Developer(s) Kenichi Kourai, Ivan Kormanov
Stable release
1.1 / October 10, 2003; 13 years ago (2003-10-10)
Written in C++
Operating system Unix-like
Type Window manager
License GNU General Public License
Website ahinea.com/projects/qvwm

Qvwm is a simple, lightweight window manager, which is intended to be a reimplementation of the Windows 95 interface for Linux systems. Released in 1996 under the GNU General Public License (GNU GPL), it features a start menu, a taskbar incorporating a system tray, and Windows-like task-switching. The project's name comes from wordplay references to Japanese words and Roman numbers.[1] In 2000, Linux Format called Qvwm "an unusually impressive imposter".[2]

Unlike Windows 95's registry, Qvwm uses a textual configuration file. Qvwm includes virtual desktops, a feature lacking in Windows 95. One reviewer criticized this practice as "against qvwm's stated purpose."[3] Apart from standard X libraries, the only software library it depends on is X PixMap (libxpm). The developers had intended to develop a full class library called libqv but this never occurred.

The original author of Qvwm, Kenichi Kourai, no longer maintains it, but in 2006 the project was picked up by Ivan Kurmanov, who applied patches made by the Debian project and added features of his own.

Qvwm was included in Debian since 1999[4] but was removed in early 2009 because of the lack of updates as well as using deprecated libraries.[5]

References[edit]
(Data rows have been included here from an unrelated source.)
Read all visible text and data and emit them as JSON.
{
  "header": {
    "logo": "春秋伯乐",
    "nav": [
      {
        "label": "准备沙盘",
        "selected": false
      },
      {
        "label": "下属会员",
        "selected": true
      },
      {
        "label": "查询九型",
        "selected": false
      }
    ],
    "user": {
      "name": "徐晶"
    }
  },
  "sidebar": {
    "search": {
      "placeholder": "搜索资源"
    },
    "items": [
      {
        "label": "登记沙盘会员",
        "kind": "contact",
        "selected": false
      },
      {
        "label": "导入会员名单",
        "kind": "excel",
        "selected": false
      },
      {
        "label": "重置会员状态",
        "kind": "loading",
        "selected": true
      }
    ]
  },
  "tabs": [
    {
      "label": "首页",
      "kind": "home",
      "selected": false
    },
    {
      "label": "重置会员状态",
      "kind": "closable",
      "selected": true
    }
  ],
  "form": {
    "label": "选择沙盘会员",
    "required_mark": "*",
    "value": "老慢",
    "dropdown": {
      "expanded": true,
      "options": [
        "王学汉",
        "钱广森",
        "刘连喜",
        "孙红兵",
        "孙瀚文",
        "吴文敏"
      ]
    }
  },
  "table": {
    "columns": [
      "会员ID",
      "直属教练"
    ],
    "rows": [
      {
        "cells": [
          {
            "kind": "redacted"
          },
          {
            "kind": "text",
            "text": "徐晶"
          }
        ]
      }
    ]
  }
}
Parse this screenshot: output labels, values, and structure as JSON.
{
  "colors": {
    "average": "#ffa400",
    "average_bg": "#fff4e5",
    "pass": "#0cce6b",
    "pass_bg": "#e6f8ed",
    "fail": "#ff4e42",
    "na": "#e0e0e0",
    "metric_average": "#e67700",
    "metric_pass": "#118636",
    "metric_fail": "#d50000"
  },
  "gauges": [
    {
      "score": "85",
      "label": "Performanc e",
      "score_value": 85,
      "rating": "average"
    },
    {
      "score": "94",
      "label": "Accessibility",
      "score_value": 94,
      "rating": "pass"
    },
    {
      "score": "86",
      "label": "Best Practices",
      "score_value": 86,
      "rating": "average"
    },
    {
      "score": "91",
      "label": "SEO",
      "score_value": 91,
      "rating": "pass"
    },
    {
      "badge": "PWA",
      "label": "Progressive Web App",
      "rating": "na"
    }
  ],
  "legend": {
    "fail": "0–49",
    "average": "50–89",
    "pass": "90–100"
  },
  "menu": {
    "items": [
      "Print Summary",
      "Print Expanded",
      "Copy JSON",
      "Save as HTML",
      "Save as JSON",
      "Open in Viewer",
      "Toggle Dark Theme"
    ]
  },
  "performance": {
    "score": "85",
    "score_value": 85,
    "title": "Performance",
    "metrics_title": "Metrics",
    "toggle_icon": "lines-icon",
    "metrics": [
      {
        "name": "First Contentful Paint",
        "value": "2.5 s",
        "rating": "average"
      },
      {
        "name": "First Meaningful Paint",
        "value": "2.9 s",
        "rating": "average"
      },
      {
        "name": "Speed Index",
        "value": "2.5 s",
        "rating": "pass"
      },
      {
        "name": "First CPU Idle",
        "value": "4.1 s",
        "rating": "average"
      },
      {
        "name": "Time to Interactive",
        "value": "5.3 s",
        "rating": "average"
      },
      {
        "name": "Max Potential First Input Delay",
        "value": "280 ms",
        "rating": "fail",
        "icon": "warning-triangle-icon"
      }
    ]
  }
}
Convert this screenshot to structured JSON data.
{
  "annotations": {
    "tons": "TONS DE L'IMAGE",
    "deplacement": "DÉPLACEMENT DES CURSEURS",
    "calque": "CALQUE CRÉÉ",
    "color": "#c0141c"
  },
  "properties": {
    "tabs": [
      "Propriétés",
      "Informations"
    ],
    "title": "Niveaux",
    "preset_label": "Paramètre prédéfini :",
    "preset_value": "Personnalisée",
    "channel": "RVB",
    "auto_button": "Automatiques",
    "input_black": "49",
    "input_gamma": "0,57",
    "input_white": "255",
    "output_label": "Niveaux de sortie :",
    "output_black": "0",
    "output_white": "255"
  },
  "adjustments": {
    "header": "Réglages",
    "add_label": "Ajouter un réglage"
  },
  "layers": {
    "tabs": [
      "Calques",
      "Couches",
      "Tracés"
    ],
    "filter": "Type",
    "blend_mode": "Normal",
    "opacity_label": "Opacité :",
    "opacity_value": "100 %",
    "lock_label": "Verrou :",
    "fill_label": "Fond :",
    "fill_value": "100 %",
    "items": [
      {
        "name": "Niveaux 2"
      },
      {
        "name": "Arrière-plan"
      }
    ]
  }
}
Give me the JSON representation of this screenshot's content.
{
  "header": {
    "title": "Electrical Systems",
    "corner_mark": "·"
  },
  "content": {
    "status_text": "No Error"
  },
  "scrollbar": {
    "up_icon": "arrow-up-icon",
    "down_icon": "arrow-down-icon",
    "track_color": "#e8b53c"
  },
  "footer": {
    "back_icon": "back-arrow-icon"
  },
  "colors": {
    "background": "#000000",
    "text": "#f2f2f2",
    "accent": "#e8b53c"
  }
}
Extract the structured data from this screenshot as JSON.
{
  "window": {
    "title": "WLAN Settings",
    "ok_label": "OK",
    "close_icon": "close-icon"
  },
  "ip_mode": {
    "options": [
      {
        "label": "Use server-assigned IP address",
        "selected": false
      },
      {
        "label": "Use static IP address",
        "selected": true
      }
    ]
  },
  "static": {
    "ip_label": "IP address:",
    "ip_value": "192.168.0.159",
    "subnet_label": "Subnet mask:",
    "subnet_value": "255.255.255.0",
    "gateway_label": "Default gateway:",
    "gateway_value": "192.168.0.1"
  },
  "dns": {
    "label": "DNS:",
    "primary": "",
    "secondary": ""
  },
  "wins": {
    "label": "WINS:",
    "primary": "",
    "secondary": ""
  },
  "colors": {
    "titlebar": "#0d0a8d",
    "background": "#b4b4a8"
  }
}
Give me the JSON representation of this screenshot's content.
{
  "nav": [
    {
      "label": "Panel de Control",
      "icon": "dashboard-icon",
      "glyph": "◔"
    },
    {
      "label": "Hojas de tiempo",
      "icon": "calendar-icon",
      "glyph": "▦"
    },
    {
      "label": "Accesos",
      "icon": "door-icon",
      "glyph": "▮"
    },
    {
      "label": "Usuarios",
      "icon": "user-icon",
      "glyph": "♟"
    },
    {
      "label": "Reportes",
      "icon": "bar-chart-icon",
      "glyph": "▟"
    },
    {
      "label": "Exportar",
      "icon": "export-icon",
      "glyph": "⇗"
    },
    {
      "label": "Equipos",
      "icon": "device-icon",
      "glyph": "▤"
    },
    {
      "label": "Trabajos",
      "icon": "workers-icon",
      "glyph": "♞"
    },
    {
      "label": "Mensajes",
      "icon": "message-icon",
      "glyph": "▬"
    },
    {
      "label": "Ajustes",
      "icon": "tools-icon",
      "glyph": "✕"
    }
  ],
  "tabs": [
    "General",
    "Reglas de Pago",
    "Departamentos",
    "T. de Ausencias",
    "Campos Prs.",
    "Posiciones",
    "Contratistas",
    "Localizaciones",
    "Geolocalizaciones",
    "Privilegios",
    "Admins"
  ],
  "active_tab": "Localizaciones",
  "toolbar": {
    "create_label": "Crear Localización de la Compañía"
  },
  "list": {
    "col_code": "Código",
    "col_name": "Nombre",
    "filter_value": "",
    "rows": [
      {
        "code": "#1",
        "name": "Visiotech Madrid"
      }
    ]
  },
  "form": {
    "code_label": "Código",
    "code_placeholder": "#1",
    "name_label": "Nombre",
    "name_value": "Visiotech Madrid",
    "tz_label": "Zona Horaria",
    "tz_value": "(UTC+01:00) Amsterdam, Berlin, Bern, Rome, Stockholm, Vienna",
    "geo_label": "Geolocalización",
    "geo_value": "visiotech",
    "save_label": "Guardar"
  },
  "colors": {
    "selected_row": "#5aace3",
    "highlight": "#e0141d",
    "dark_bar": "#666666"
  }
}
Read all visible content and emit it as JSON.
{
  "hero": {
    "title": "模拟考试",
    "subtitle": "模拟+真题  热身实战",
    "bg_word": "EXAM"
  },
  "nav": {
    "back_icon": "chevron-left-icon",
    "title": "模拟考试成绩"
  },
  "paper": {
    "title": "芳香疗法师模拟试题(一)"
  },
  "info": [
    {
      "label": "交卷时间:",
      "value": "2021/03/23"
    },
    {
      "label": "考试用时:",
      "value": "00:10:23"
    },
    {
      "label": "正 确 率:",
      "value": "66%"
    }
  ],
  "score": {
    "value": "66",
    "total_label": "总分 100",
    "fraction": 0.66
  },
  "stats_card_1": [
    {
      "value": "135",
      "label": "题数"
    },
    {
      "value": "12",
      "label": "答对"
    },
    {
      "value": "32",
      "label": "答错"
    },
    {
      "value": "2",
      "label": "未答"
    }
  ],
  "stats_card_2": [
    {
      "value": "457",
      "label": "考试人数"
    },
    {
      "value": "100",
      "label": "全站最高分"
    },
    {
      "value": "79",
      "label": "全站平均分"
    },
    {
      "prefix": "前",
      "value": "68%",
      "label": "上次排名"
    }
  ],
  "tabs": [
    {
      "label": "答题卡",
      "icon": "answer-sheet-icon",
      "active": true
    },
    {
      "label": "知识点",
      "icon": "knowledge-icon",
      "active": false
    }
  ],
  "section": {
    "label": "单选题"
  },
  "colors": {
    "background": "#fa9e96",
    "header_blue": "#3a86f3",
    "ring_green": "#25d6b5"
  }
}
  1. ^ Proffitt, Brian (2001-01-02). "From the Desktop: Q Stands For QVWM and Quality Sarcasm". LinuxPlanet. Retrieved 2014-04-30. 
  2. ^ "From the archives: the best window managers of 2000". Linux Format (2). 2009-03-10 [First published in 2000]. Retrieved 2014-04-30 – via TuxRadar. 
  3. ^ http://www.gilesorr.com/papers/otherwm2003/x542.html
  4. ^ "Debian Package Tracking System - qvwm". Debian Package Tracking System. Retrieved 27 September 2016. 
  5. ^ "#508232 RM: qvwm -- RoM; buggy, depends on deprecated libs". Debian Bug report logs. Retrieved 27 September 2016. 

External links[edit]